Hal Lovett has lived in the Sea Isle Park neighborhood for most of his life and wouldn’t trade it for any other area of Memphis. He loves it almost as much as he loves his dogs, Baxter and Sam, and of course his beautiful wife, Kimmie.
In this close-knit community there stood an eye sore, a vacant baseball field, and Hal had big dreams, one that would bring people in the community even that much closer together.
“This field had sat empty for about 12-15 years and was a perfect spot for a neighborhood dog park,” said Hal, who has since been dubbed the Mayor of Sea Isle Dog Park. “Why not create a Rainbow Bridge for Living Dogs where they can play, make friends and bring neighbors together?”
So, Hal set out on a mission. He first approached the Sea Isle Park Neighborhood Association, who gave him the thumbs up. Together, Hal and association president John Behnke, went before the City Council to seek a permit. It was unanimous. The Council said if you can raise the funds, go for it.
“It took two years from the time we began until we opened the gates in September 2018,” said Hal. “We raised $59,000 in private donations, which included sponsorships from Memphis-owned and based Hollywood Feed, and others in the private sector. Hollywood Feed retains the naming rights to the Dog Park.”
Hal, along with a team of volunteers, keep the ideas flowing and the park in mint condition. They spread seed and fertilizer, lay sod, and raise funds. The city supplies the poop bags and mows the lawn. In the fall of 2019, in a fundraiser for water fountains, the city and county matched dollar for dollar every private donation from neighbors and other members of the community.
“It’s always a work in progress,” says Hal as he ushered me to a newly installed cement pad with water fountains for dogs and their parents. As we sat on one of the currently four benches looking out around the 2.5 acres, you’d never imagined it was once an abandoned ball field. There are berms for the dogs to jump over, three poopbag and disposal stations, seven new maple cypress trees and the newly installed French drains to eliminate standing water and mud.
“It was Hal’s idea to build the berms,” said John. “The dogs have a blast bounding over the hills. Whenever we have a new idea, we go before the Park Commission for approval, and because they have such great confidence in our association and the dedicated volunteers, they approve and let us take the lead.”
“Penny and I come here several times a week and have made lots of friends,” said Penny’s mom.
For those reluctant to bring their pups around a large crowd, take it from Hal. “The dogs line up at the gate eager to get in on the fun. Once they are in the park and off their leashes, they learn how to get along,” he said. “They just work it out right away.”

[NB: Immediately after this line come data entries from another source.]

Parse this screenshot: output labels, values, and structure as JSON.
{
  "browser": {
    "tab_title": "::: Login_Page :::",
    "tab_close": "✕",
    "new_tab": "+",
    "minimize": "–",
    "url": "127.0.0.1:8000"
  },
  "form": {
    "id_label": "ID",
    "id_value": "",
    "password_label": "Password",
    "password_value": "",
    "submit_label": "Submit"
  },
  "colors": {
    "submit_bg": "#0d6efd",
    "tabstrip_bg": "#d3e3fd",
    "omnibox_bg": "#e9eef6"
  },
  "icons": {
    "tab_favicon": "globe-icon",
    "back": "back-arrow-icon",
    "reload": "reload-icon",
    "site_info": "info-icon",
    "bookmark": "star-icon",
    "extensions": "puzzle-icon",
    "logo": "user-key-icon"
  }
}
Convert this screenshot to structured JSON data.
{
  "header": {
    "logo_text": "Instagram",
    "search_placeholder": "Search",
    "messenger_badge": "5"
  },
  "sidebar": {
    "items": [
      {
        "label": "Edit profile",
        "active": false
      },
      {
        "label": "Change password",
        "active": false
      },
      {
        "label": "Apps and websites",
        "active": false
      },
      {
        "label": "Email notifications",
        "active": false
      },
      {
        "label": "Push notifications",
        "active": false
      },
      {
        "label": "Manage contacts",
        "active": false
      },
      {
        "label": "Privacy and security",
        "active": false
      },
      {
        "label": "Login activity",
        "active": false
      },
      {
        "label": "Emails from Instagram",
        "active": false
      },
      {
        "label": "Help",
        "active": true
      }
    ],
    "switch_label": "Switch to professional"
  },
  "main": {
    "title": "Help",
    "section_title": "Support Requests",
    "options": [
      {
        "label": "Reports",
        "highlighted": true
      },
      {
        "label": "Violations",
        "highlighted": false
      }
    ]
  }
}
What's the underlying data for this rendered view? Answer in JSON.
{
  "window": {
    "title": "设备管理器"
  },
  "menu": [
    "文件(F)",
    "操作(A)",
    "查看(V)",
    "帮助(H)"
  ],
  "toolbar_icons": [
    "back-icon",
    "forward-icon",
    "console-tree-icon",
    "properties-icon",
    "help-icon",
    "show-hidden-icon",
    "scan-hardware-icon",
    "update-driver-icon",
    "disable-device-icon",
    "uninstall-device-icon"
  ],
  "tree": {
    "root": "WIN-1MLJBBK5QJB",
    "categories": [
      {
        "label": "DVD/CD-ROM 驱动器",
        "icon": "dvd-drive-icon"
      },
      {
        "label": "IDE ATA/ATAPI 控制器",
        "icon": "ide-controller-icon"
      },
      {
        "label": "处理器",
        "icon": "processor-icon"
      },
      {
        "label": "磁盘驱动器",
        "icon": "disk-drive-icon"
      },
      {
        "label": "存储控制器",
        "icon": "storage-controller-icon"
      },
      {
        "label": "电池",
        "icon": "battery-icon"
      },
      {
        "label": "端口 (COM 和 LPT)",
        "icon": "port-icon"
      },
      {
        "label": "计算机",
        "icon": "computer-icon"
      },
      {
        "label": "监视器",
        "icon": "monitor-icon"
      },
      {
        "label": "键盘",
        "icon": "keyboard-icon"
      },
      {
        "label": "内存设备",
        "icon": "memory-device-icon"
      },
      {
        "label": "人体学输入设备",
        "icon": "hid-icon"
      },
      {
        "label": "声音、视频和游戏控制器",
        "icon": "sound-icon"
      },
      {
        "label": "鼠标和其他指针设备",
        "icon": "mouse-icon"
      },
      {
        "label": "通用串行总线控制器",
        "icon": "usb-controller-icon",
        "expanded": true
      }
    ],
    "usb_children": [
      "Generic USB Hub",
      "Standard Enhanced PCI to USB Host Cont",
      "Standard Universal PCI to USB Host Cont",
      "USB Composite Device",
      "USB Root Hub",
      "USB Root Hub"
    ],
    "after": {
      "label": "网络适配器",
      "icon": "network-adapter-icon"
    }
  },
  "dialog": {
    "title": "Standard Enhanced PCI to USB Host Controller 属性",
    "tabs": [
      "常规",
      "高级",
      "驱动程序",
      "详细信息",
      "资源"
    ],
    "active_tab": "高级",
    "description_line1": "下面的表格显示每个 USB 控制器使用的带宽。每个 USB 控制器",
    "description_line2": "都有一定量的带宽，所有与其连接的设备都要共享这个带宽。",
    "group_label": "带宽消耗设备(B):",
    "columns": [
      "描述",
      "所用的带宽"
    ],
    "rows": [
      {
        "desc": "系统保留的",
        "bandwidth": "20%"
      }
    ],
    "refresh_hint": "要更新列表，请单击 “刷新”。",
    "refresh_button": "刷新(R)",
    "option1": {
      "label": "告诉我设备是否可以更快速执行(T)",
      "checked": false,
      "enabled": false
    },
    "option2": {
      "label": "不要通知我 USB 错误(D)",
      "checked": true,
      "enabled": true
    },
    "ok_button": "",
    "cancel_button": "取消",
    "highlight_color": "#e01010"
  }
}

“When I moved into the area, I knew it was a perfect place for a dog park,” said one resident. “I’m glad you made the vision happen.”
Sea Isle Park Dog Park is the only neighborhood dog park in Memphis. “If there’s one thing I’ve learned, if you have a great idea and it benefits people, you can make it happen.”